How Were the First Mountains and Valleys Formed?
The first mountains and valleys were the crust formed as a result of the cooling of the molten mass of the earth. As the planet contracted the crust twisted and cracked, forming new mountains. Mountains are still being formed by volcanic eruption. A crack in the earth’s crust allows molten rock and ash to be forced out, forming a cone-shaped mountain growing as it continues to erupt.
Fault-mountains are formed when the earth’s crust cracks, or faults, under pressure from inside, and one side of the break is pushed up against the other to form a cliff. The highest mountains are in the Himalayas where some are over 25,000 feet. Only in the Rocky Mountains and in the Andes are there any others over 20,000 feet.
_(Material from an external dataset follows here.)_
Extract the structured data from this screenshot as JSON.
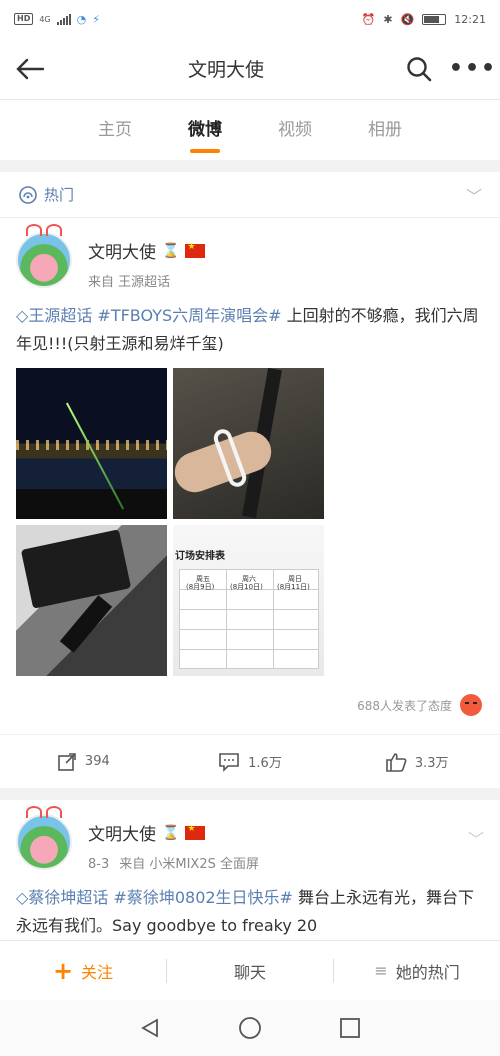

Mountain formation refers to the geological processes that underlie the formation of mountains. These processes are associated with large-scale movements of the Earth’s crust (tectonic plates). Folding, faulting, volcanic activity, igneous intrusion and metamorphism can all be parts of the orogenic process of mountain building. The formation of mountains is not necessarily related to the geological structures found on it.
The understanding of specific landscape features in terms of the underlying tectonic processes is called tectonic geomorphology, and the study of geologically young or ongoing processes is called neotectonics. From the late 18th century until its replacement by plate tectonics in the 1960s geosyncline theory was used to explain much mountain-building.
A valley is a low area between hills or mountains often with a river running through it. In geology, a valley or dale is a depression that is longer than it is wide. The terms U-shaped and V-shaped are descriptive terms of geography to characterize the form of valleys. Most valleys belong to one of these two main types or a mixture of them, at least with respect to the cross section of the slopes or hillsides.
A valley formed by flowing water, called fluvial valley or river valley, is usually V-shaped. The exact shape will depend on the characteristics of the stream flowing through it. Rivers with steep gradients, as in mountain ranges, produce steep walls and a bottom. Shallower slopes may produce broader and gentler valleys. However, in the lowest stretch of a river, where it approaches its base level, it begins to deposit sediment and the valley bottom becomes a floodplain.
A valley carved by glaciers is normally U-shaped and resembles a trough. This trough valley becomes visible upon the recession of the glacier that forms it. When the ice recedes or thaws, the valley remains, often littered with small boulders that were transported within the ice. Floor gradient does not affect the valley’s shape, it is the glacier’s size that does. Continuously flowing glaciers – especially in the ice age – and large-sized glaciers carve wide, deep incised valleys, sometimes with valley steps that reflect differing erosion rates.